An exact copy of the records below is needed, with every picture left out.

[Items from an interface collection]
=== Begin Enclosure ===

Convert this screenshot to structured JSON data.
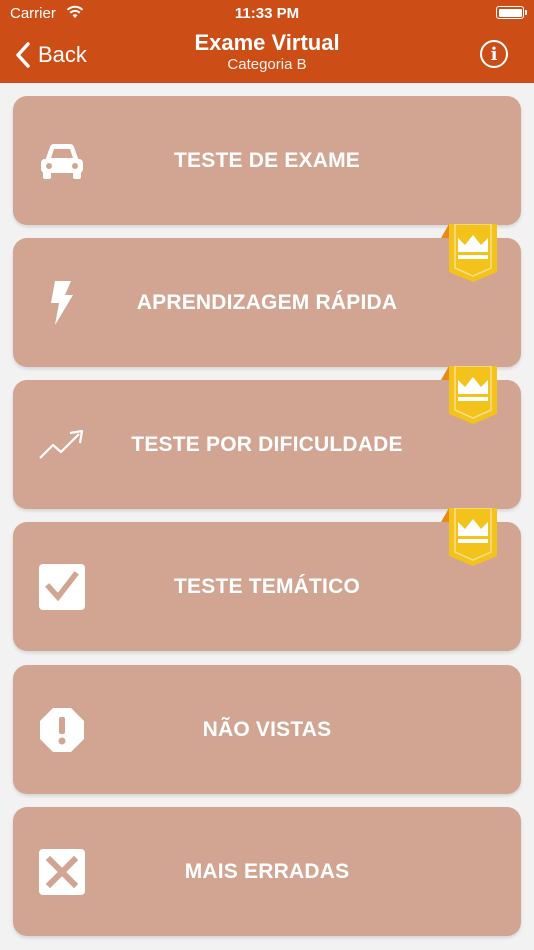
{
  "status_bar": {
    "carrier": "Carrier",
    "time": "11:33 PM"
  },
  "nav": {
    "back_label": "Back",
    "title": "Exame Virtual",
    "subtitle": "Categoria B",
    "info_glyph": "i"
  },
  "colors": {
    "header": "#cd4d17",
    "card": "#d2a593",
    "ribbon": "#f3c21b",
    "ribbon_fold": "#e88a1a"
  },
  "menu": [
    {
      "label": "TESTE DE EXAME",
      "icon": "car-icon",
      "premium": false
    },
    {
      "label": "APRENDIZAGEM RÁPIDA",
      "icon": "lightning-icon",
      "premium": true
    },
    {
      "label": "TESTE POR DIFICULDADE",
      "icon": "trend-up-icon",
      "premium": true
    },
    {
      "label": "TESTE TEMÁTICO",
      "icon": "checkbox-icon",
      "premium": true
    },
    {
      "label": "NÃO VISTAS",
      "icon": "exclamation-octagon-icon",
      "premium": false
    },
    {
      "label": "MAIS ERRADAS",
      "icon": "x-box-icon",
      "premium": false
    }
  ]
}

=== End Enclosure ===

Solution:
Convert this screenshot to structured JSON data.
{
  "status_bar": {
    "carrier": "Carrier",
    "time": "11:33 PM"
  },
  "nav": {
    "back_label": "Back",
    "title": "Exame Virtual",
    "subtitle": "Categoria B",
    "info_glyph": "i"
  },
  "colors": {
    "header": "#cd4d17",
    "card": "#d2a593",
    "ribbon": "#f3c21b",
    "ribbon_fold": "#e88a1a"
  },
  "menu": [
    {
      "label": "TESTE DE EXAME",
      "icon": "car-icon",
      "premium": false
    },
    {
      "label": "APRENDIZAGEM RÁPIDA",
      "icon": "lightning-icon",
      "premium": true
    },
    {
      "label": "TESTE POR DIFICULDADE",
      "icon": "trend-up-icon",
      "premium": true
    },
    {
      "label": "TESTE TEMÁTICO",
      "icon": "checkbox-icon",
      "premium": true
    },
    {
      "label": "NÃO VISTAS",
      "icon": "exclamation-octagon-icon",
      "premium": false
    },
    {
      "label": "MAIS ERRADAS",
      "icon": "x-box-icon",
      "premium": false
    }
  ]
}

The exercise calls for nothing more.